Excellent option for those looking for a more comprehensive wildlife experience who are more flexible on time and budget. Bwindi Impenetrable National Park is the only place you can see gorillas, but this is a much older rainforest so the trekking can be a little tougher. However, the diversity of wildlife and the actual setting is much more dramatic than Rwanda, although the park is harder to get to and requires an overnight stop en-route. Like Rwanda, the trekking here is done on steep, muddy paths, but is NOT humid due to the altitude. In addition to the gorillas in Uganda there are also excellent opportunities for chimpanzee trekking, Big 5 game viewing, boat safaris and some of Africa’s best birding. It also has the added benefit of cheaper gorilla permits than Rwanda at U$600 per permit per person.

Central African Republic (C.A.R.) – Lowland Gorillas

Not for the faint-hearted and recommended only for those clients who have already seen gorillas in Uganda or Rwanda, or for those who have travelled in Africa extensively. Access is by charter flight (so is best done as part of a group) and the lodges are very remote – so once you are there, everything is included, which is reflected in the price. You will find lowland gorillas in the Dzanga Sangha National Park (sometimes called Dzanga Sangha Special Reserve) and on our tours you will join wildlife researchers as you track them through thick, dense and very humid tropical lowland forests, wading through streams and plenty of mud! Accommodation is simple, but comfortable and there are other activities such as visiting the Bias (forest clearings) where you find forest elephants, as well as pirogue fides and forest walks with the local Ba’Aka community. A very wild adventure!

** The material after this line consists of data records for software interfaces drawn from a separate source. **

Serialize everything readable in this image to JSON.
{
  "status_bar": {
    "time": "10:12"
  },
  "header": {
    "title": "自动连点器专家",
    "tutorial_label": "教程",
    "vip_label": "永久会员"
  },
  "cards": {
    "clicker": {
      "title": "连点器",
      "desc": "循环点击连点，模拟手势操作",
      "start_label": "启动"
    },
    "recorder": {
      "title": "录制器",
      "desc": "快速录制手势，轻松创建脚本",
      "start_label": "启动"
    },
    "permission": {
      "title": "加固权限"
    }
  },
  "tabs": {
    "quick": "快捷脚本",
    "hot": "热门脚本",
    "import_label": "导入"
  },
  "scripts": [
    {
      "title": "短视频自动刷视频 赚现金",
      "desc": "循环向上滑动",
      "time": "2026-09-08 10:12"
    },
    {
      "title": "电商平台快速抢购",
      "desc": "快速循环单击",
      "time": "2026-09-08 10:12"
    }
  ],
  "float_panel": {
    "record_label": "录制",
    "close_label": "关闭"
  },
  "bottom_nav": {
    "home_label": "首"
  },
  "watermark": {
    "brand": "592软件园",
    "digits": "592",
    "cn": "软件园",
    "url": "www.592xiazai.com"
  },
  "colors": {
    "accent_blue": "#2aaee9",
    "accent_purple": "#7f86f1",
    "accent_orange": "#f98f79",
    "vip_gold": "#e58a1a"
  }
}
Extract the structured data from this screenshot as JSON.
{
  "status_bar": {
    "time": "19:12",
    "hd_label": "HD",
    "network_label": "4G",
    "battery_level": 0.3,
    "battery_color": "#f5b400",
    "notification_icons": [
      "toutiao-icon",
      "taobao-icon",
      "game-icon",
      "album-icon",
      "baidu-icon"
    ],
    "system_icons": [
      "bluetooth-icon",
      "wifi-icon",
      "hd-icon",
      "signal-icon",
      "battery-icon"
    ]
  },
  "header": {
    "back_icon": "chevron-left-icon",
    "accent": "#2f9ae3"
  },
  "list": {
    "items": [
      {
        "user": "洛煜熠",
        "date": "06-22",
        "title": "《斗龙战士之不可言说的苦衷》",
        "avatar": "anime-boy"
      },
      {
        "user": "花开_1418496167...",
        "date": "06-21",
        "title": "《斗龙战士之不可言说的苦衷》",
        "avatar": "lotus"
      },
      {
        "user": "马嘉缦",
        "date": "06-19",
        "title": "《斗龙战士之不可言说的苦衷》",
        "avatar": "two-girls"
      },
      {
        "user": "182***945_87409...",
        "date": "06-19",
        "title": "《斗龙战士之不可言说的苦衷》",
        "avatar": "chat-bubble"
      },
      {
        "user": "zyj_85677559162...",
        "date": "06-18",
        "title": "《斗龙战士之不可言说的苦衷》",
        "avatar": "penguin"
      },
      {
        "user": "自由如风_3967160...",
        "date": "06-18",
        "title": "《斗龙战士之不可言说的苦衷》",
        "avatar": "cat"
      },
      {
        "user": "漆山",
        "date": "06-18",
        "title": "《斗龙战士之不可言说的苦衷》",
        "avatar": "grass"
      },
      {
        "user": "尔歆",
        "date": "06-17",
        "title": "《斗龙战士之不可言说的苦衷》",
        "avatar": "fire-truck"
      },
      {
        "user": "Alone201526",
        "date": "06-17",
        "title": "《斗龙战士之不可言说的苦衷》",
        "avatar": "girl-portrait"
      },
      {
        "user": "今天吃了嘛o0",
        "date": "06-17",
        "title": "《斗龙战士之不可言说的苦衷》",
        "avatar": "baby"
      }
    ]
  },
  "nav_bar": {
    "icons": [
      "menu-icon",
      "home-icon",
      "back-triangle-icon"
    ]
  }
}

Republic of Congo

Almost identical in environment to C.A.R., the lowland tropical forest is home to gorillas in Odzala and Nouabalé-Ndoki national parks and Mbeli Bai. Access is still difficult, but there are now regular charter flights in and out, particularly for trips to Odzala where a new upmarket lodge has been built, but costs still remain high. Ndoki and Mbeli Bai are only really accessible as part of our longer 13 day Congo and C.A.R. tour.

The thing to bear in mind is that travel in the C.A.R. and the Rep. Of Congo is full of challenges – things change at the last minute, flights can be seriously delayed and it is hot, and very sweaty trekking. That aside, it still allows for one of the most thrilling wildlife adventures in the heart of Africa and is not to be missed!